Don’t Wait Too Long
It’s best not to wait until the Summer heat has begun before beginning mowing your lawn to give grass blades time to recover from constant exposure to your lawnmower blade. Furthermore, it is necessary for anybody who wants to avoid cutting the grass when it is too wet (which can lead to clumping of grass and brown spots) since doing so will prevent damage that would normally occur if you were cutting wet grass with a push mower instead of a riding one.
It’s best not to mow your lawn while it is too cold outside. Not only will doing so cause browning of leaves due to stress from lack of water but also some types of grasses cannot grow in temperatures below 40 degrees Fahrenheit or 4 degrees Celsius.
Furthermore, it may be dangerous to continue mowing your grass if the temperature begins to drop- since cold blades can cause cold burns which are analogous to paper cuts on humans.
Maintain A Watering Schedule
Maintain your watering schedule since even grass that’s been stressed due to lack of water can soon recover if given proper hydration.
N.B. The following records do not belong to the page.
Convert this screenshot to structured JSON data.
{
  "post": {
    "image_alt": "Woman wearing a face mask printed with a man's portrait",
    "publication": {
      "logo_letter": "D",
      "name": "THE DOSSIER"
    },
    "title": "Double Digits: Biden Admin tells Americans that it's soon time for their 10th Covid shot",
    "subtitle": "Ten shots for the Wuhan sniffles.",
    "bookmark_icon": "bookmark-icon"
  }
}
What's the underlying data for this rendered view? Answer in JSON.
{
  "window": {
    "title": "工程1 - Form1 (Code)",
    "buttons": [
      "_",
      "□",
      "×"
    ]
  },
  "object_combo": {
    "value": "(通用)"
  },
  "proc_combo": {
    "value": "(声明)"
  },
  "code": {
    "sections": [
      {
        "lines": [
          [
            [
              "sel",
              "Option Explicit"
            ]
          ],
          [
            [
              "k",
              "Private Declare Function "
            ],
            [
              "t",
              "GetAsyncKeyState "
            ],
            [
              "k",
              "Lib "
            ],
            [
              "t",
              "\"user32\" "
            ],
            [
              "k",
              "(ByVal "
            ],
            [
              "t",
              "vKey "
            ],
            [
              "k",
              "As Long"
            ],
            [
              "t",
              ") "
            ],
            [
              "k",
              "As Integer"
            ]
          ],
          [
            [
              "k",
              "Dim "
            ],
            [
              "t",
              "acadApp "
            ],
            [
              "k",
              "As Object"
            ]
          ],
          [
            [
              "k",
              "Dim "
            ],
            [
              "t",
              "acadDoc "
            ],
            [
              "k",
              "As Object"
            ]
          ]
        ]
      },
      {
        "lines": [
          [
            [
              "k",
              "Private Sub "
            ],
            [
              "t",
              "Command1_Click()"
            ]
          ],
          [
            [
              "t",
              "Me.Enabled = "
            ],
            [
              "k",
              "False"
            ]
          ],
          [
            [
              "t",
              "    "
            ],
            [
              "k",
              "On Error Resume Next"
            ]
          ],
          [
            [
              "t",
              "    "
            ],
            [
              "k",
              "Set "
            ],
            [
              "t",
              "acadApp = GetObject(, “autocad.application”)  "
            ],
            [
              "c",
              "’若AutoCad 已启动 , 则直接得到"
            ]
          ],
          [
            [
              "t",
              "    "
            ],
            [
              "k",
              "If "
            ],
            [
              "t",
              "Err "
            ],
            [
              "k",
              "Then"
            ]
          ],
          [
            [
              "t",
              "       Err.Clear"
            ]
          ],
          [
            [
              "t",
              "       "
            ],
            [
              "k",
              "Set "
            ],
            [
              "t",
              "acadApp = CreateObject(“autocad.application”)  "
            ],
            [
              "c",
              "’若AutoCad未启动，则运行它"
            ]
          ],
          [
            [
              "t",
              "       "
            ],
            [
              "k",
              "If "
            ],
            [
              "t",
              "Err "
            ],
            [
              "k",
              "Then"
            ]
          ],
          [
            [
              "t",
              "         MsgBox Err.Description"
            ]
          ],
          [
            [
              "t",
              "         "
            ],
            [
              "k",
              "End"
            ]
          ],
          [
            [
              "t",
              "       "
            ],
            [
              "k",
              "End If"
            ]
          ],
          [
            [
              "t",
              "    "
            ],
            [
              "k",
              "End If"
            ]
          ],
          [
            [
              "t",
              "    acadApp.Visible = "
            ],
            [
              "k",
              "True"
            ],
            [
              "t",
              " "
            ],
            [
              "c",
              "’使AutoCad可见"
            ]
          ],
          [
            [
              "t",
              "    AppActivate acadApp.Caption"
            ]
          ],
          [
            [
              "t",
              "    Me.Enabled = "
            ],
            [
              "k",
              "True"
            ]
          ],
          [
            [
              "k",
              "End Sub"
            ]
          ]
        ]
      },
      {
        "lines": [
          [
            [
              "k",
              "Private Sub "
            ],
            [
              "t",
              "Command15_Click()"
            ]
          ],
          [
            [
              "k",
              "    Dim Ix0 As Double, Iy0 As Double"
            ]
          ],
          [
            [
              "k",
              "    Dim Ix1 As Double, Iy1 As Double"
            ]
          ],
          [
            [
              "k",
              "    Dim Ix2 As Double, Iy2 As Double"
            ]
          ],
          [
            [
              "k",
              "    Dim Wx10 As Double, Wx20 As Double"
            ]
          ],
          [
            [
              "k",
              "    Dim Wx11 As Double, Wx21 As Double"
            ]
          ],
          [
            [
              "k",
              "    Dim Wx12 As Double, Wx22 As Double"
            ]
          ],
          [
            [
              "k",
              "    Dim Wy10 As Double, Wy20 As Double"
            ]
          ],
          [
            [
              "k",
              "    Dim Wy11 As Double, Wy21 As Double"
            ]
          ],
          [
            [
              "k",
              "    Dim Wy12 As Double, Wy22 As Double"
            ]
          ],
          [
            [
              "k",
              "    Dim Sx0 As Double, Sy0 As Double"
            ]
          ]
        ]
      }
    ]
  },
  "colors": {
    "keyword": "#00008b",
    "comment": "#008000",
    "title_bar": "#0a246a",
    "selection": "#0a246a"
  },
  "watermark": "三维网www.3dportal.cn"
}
There are moisture sensors available on the market today which means you don’t have to be a weather expert or rely on rainfall reports to know when and how much to water your lawn.
Don’t Let Water Pool
During periods of excessive rain, continued high precipitation can result in overwatering since the soil is already filled with water from previous storms. When this happens, you’ll see pan-sized water puddles or even standing water for long periods which could lead to lawn disease and poor growth.
Homeowners should avoid this by checking soil moisture levels before they begin watering their yard and only turning sprinklers on when the top 2 inches of the ground is dry (meaning no rainfall has fallen for at least 24 hours).
Keep A Good Lawn Care Routine
A simple lawn care routine like this will help ensure that your grass remains healthy and beautiful throughout the year so you never have to feel embarrassed about how your yard looks again!
For those who want a professional touch or have questions about what it takes to care of their lawn, consider calling a local expert as they not only know best practices but can also offer suggestions for improving your yard or lawn care routine.
Mow With These Tips In Mind
- Let the mower do all of the work since pushing down on dead, high grass can cause blades to bend or break.
- Follow an overlapping pattern while cutting which means you never want to make consecutive passes over any patches of grass that have already been mowed since this will damage the cut grass and create uneven growth.
- Keep your pace slow (if possible) to ensure even growth across your yard. This is especially important if visible seedlings are emerging through the soil because having different heights of grass growing together doesn’t give off the desired appearance of evenness.
- Don’t forget to inspect blades of grass along the edges near sidewalks, driveways, and other areas where the grass meets the pavement. This is another common place for mower mishaps to occur.
- Don’t mow too frequently since grass needs to stay short enough to allow sunlight and water to touch its roots. If the grass is mowed too frequently, it won’t have time to adequately recover which could result in brown patches or dead spots. This can also cause stress on your lawnmower as well as give off the appearance that your yard isn’t cared for.
- Keep blades sharp by having them re-sharpened once per year (yes – less frequent than what you might be used to). You may not need professional assistance with this one if you’re careful and know what you’re doing.
Patience Is the Key
A “perfect start” requires a bit of patience, but it will save you from weeks of frustration and tireless raking later on! A little extra time spent at the beginning of the year will be well worth it come to Fall. If you follow these simple procedures, your lawn will be looking good before you know it.
Hopefully, this information can provide some insight into when to begin mowing your lawn following winter. Good luck and happy mowing!